> _Problem to solve_: What you return must match the records exactly, with every line included.

○ ○ ○

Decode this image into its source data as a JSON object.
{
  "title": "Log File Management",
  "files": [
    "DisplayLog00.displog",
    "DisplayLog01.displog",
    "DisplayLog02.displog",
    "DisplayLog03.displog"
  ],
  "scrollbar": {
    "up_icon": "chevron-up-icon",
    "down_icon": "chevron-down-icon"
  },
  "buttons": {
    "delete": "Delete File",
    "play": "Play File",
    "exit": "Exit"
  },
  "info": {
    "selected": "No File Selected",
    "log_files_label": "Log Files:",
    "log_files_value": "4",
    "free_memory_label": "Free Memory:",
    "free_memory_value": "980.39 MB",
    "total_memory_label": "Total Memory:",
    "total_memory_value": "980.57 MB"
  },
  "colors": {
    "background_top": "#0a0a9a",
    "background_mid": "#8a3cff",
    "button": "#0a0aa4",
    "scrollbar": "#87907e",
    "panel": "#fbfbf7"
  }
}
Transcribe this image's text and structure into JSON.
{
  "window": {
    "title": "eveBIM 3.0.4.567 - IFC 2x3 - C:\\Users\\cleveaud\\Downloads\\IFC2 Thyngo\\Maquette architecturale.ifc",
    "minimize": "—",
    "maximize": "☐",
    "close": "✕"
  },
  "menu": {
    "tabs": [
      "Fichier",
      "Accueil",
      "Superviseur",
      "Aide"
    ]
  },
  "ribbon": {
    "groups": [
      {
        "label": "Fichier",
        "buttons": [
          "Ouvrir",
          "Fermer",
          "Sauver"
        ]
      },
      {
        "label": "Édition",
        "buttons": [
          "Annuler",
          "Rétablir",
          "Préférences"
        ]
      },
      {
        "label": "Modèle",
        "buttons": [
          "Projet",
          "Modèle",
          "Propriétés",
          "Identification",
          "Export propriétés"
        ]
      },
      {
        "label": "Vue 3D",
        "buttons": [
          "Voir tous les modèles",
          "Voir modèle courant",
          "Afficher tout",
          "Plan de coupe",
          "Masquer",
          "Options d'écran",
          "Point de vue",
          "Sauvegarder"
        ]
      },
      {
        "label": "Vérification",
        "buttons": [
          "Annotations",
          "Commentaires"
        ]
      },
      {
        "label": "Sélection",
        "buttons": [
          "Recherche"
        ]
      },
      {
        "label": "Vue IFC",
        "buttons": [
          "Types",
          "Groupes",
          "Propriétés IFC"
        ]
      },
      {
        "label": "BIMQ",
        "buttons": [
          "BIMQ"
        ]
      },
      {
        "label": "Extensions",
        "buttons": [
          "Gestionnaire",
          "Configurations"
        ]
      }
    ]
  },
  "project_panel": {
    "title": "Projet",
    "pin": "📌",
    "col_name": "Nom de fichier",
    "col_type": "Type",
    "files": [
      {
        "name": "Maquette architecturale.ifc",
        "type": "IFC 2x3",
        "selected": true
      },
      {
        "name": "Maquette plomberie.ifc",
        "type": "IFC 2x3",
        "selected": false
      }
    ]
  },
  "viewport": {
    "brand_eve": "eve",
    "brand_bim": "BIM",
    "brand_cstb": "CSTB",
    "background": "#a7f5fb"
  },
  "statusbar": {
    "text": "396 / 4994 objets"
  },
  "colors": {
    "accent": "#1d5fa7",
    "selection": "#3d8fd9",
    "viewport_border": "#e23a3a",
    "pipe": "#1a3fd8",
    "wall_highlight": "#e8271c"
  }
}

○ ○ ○

> _Expected answer_:
Decode this image into its source data as a JSON object.
{
  "title": "Log File Management",
  "files": [
    "DisplayLog00.displog",
    "DisplayLog01.displog",
    "DisplayLog02.displog",
    "DisplayLog03.displog"
  ],
  "scrollbar": {
    "up_icon": "chevron-up-icon",
    "down_icon": "chevron-down-icon"
  },
  "buttons": {
    "delete": "Delete File",
    "play": "Play File",
    "exit": "Exit"
  },
  "info": {
    "selected": "No File Selected",
    "log_files_label": "Log Files:",
    "log_files_value": "4",
    "free_memory_label": "Free Memory:",
    "free_memory_value": "980.39 MB",
    "total_memory_label": "Total Memory:",
    "total_memory_value": "980.57 MB"
  },
  "colors": {
    "background_top": "#0a0a9a",
    "background_mid": "#8a3cff",
    "button": "#0a0aa4",
    "scrollbar": "#87907e",
    "panel": "#fbfbf7"
  }
}
Transcribe this image's text and structure into JSON.
{
  "window": {
    "title": "eveBIM 3.0.4.567 - IFC 2x3 - C:\\Users\\cleveaud\\Downloads\\IFC2 Thyngo\\Maquette architecturale.ifc",
    "minimize": "—",
    "maximize": "☐",
    "close": "✕"
  },
  "menu": {
    "tabs": [
      "Fichier",
      "Accueil",
      "Superviseur",
      "Aide"
    ]
  },
  "ribbon": {
    "groups": [
      {
        "label": "Fichier",
        "buttons": [
          "Ouvrir",
          "Fermer",
          "Sauver"
        ]
      },
      {
        "label": "Édition",
        "buttons": [
          "Annuler",
          "Rétablir",
          "Préférences"
        ]
      },
      {
        "label": "Modèle",
        "buttons": [
          "Projet",
          "Modèle",
          "Propriétés",
          "Identification",
          "Export propriétés"
        ]
      },
      {
        "label": "Vue 3D",
        "buttons": [
          "Voir tous les modèles",
          "Voir modèle courant",
          "Afficher tout",
          "Plan de coupe",
          "Masquer",
          "Options d'écran",
          "Point de vue",
          "Sauvegarder"
        ]
      },
      {
        "label": "Vérification",
        "buttons": [
          "Annotations",
          "Commentaires"
        ]
      },
      {
        "label": "Sélection",
        "buttons": [
          "Recherche"
        ]
      },
      {
        "label": "Vue IFC",
        "buttons": [
          "Types",
          "Groupes",
          "Propriétés IFC"
        ]
      },
      {
        "label": "BIMQ",
        "buttons": [
          "BIMQ"
        ]
      },
      {
        "label": "Extensions",
        "buttons": [
          "Gestionnaire",
          "Configurations"
        ]
      }
    ]
  },
  "project_panel": {
    "title": "Projet",
    "pin": "📌",
    "col_name": "Nom de fichier",
    "col_type": "Type",
    "files": [
      {
        "name": "Maquette architecturale.ifc",
        "type": "IFC 2x3",
        "selected": true
      },
      {
        "name": "Maquette plomberie.ifc",
        "type": "IFC 2x3",
        "selected": false
      }
    ]
  },
  "viewport": {
    "brand_eve": "eve",
    "brand_bim": "BIM",
    "brand_cstb": "CSTB",
    "background": "#a7f5fb"
  },
  "statusbar": {
    "text": "396 / 4994 objets"
  },
  "colors": {
    "accent": "#1d5fa7",
    "selection": "#3d8fd9",
    "viewport_border": "#e23a3a",
    "pipe": "#1a3fd8",
    "wall_highlight": "#e8271c"
  }
}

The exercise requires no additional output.